The phrase “mic drop” was invented for the last three minutes of HBO’s six-episode documentary series The Jinx: The Life and Deaths of Robert Durst. For five episodes and most of the sixth, the New York real-estate magnate Durst spent the majority of his screentime reasserting his innocence in the three separate murder allegations that have been dogging him for more than a decade. Then the screen goes black, a title card explains that Bob is headed to the bathroom, and all hell breaks loose.
Viewers watching The Jinx as it unspooled over six weeks last February and March got to see that moment without knowing what would happen. I didn’t have that luxury, as I didn’t start the series when it originally aired and then couldn’t avoid the barrage of spoilers and interview coverage in the days following the finale. Had I not known what was coming, I might have had nightmares about the final sequence. Even with the foreknowledge, the moment took my breath away.
Some of 2015’s buzziest dramas stumbled when they were expected to soar. True Detective followed up a thrilling first season with a turgid retread. Game of Thrones tested viewers’ patience with an uncomfortable rape scene. The Walking Dead “killed” a fan favorite character just long enough to convince people he had actually died before bringing him back to life.
Defying the trend is HBO’s The Leftovers, whose second season has delivered one extraordinary episode after another. Read the rest of my essay at The Week.
This list is exactly what it looks like: a list of one great episode in each of twenty shows that I watched this year. I could have filled the entire list with episodes of The Americans and Hannibal, but I decided to impose a limit of one episode per show. This list is different from a list of my favorite TV shows of the year, though there’s plenty of overlap between the two. And if it’s not on this list, I either didn’t like it, liked it but preferred other things, or didn’t watch it.
And now, in chronological order, twenty of my favorite TV episodes of 2014.
The story on Serial began with a meditation on the malleability of the truth and ended with a much better-informed meditation on the malleability on the truth. The story of Serial began as a humble This American Life spinoff and ended as a phenomenon of iTunes sales, Slate thinkpieces and metapodcasts. In between, this unique marriage of TV crime drama tropes and investigative reporting instincts led listeners on a journey that plumbed the baffling depths of the American criminal justice system, exposed the blurry line between unbiased reporting and biased speculation, and asserted the audio podcast as a viable storytelling medium. Oh, and Mail Kimp exists.

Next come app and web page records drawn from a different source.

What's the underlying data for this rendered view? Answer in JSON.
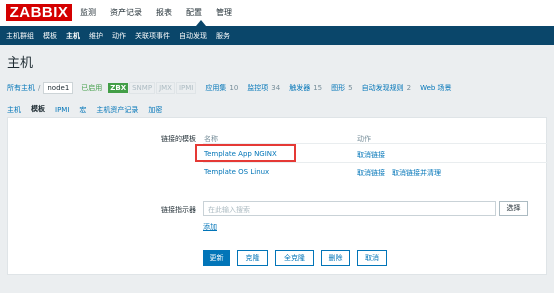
{
  "logo": "ZABBIX",
  "top_menu": [
    "监测",
    "资产记录",
    "报表",
    "配置",
    "管理"
  ],
  "sub_menu": [
    "主机群组",
    "模板",
    "主机",
    "维护",
    "动作",
    "关联项事件",
    "自动发现",
    "服务"
  ],
  "page_title": "主机",
  "breadcrumb": {
    "all_hosts": "所有主机",
    "separator": "/",
    "current": "node1",
    "status": "已启用",
    "zbx": "ZBX",
    "snmp": "SNMP",
    "jmx": "JMX",
    "ipmi": "IPMI",
    "items": [
      {
        "label": "应用集",
        "count": "10"
      },
      {
        "label": "监控项",
        "count": "34"
      },
      {
        "label": "触发器",
        "count": "15"
      },
      {
        "label": "图形",
        "count": "5"
      },
      {
        "label": "自动发现规则",
        "count": "2"
      },
      {
        "label": "Web 场景",
        "count": ""
      }
    ]
  },
  "tabs": [
    "主机",
    "模板",
    "IPMI",
    "宏",
    "主机资产记录",
    "加密"
  ],
  "form": {
    "linked_label": "链接的模板",
    "col_name": "名称",
    "col_action": "动作",
    "rows": [
      {
        "name": "Template App NGINX",
        "unlink": "取消链接",
        "unlink_clear": ""
      },
      {
        "name": "Template OS Linux",
        "unlink": "取消链接",
        "unlink_clear": "取消链接并清理"
      }
    ],
    "link_indicator_label": "链接指示器",
    "search_placeholder": "在此输入搜索",
    "select_btn": "选择",
    "add_link": "添加"
  },
  "buttons": {
    "update": "更新",
    "clone": "克隆",
    "full_clone": "全克隆",
    "delete": "删除",
    "cancel": "取消"
  },
  "colors": {
    "brand": "#d40000",
    "nav": "#0a466a",
    "link": "#0275b8",
    "enabled": "#429e47",
    "highlight": "#e53935"
  }
}
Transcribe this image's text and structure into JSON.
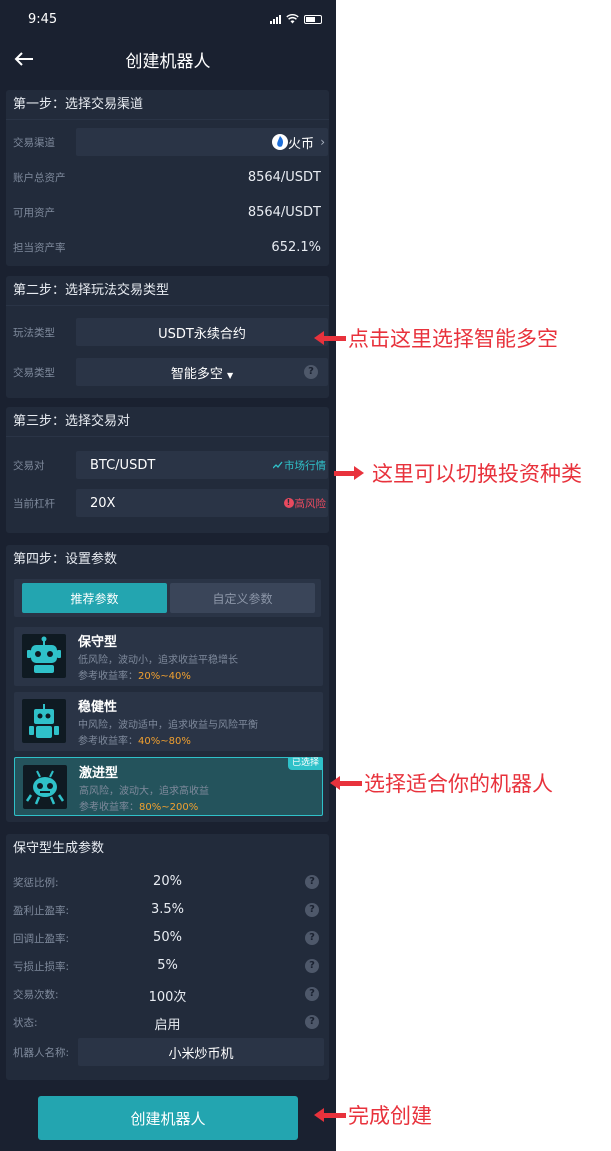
{
  "status": {
    "time": "9:45"
  },
  "nav": {
    "title": "创建机器人"
  },
  "step1": {
    "title": "第一步：选择交易渠道",
    "channel_label": "交易渠道",
    "channel_value": "火币",
    "total_assets_label": "账户总资产",
    "total_assets_value": "8564/USDT",
    "available_label": "可用资产",
    "available_value": "8564/USDT",
    "collateral_label": "担当资产率",
    "collateral_value": "652.1%"
  },
  "step2": {
    "title": "第二步：选择玩法交易类型",
    "play_type_label": "玩法类型",
    "play_type_value": "USDT永续合约",
    "trade_type_label": "交易类型",
    "trade_type_value": "智能多空"
  },
  "step3": {
    "title": "第三步：选择交易对",
    "pair_label": "交易对",
    "pair_value": "BTC/USDT",
    "market_link": "市场行情",
    "leverage_label": "当前杠杆",
    "leverage_value": "20X",
    "risk_label": "高风险"
  },
  "step4": {
    "title": "第四步：设置参数",
    "tab_recommended": "推荐参数",
    "tab_custom": "自定义参数",
    "bots": [
      {
        "name": "保守型",
        "desc": "低风险，波动小，追求收益平稳增长",
        "yield_label": "参考收益率：",
        "yield_range": "20%~40%"
      },
      {
        "name": "稳健性",
        "desc": "中风险，波动适中，追求收益与风险平衡",
        "yield_label": "参考收益率：",
        "yield_range": "40%~80%"
      },
      {
        "name": "激进型",
        "desc": "高风险，波动大，追求高收益",
        "yield_label": "参考收益率：",
        "yield_range": "80%~200%",
        "badge": "已选择"
      }
    ]
  },
  "params": {
    "title": "保守型生成参数",
    "rows": [
      {
        "label": "奖惩比例:",
        "value": "20%"
      },
      {
        "label": "盈利止盈率:",
        "value": "3.5%"
      },
      {
        "label": "回调止盈率:",
        "value": "50%"
      },
      {
        "label": "亏损止损率:",
        "value": "5%"
      },
      {
        "label": "交易次数:",
        "value": "100次"
      },
      {
        "label": "状态:",
        "value": "启用"
      }
    ],
    "name_label": "机器人名称:",
    "name_value": "小米炒币机"
  },
  "create_button": "创建机器人",
  "annotations": {
    "a1": "点击这里选择智能多空",
    "a2": "这里可以切换投资种类",
    "a3": "选择适合你的机器人",
    "a4": "完成创建"
  },
  "colors": {
    "accent": "#23a5b0",
    "background": "#1a2130",
    "card": "#222b3b",
    "yield": "#f0a030",
    "annotation": "#e8323c",
    "risk": "#e84a5f"
  }
}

After an entire TV season of speculation, the 2014 Primetime Emmy nominations were finally announced at the ungodly hour of 5:30am Pacific Thursday morning. (Perks of being on the East coast: waking up was no big deal!) As usual, the nominations provoked a mixture of reactions: surprise, resignation, disapproval, even bitterness. As Alan Sepinwall put it in his pessimistic but reasoned analysis, the television business is evolving too quickly for the Emmys to keep up, especially given that the TV Academy has a history of being slow to adjust to major changes in the industry. With a higher volume and wider array of TV shows than ever before, some quality shows are always going to get left behind. But when the Emmys continue to make apologies for shows that they previously loved, it’s worth wondering how long these awards can stay relevant.
Below, here are five of my thoughts about the nominations list. For more on the list’s weirder surprises, here’s my USA Today article from Thursday. For my dream ballots, click here and here.
Presenting the second half of my mock ballot for tomorrow’s Emmy nominations. I’m looking forward to seeing the majority of my hopes crushed in favor of mediocre or unsurprising choices. But that’s the game Emmy fans play. Check out the first part of my ballot for my thoughts on the supporting categories.
Without further ado, the nominations are…
Click here to listen to Episode 24 of The M&M Report.
Spring break is over, and The M&M Report is back! This week, Devin Mitchell and I discussed and debated Fox’s little-seen, critically acclaimed comedy Enlisted. Is the show on par with the best of network comedy, or is it merely a promising freshman with room to grow? We attempted to answer these questions and more.
After that, Devin and I returned to True Detective. We discussed the first four episodes a few weeks ago, and now we’ve got thoughts on the first season as a whole. Bonus: we make our dream picks for the cast of season 2.
Next week, we’ll be back with more pop culture commentary. Thanks for listening!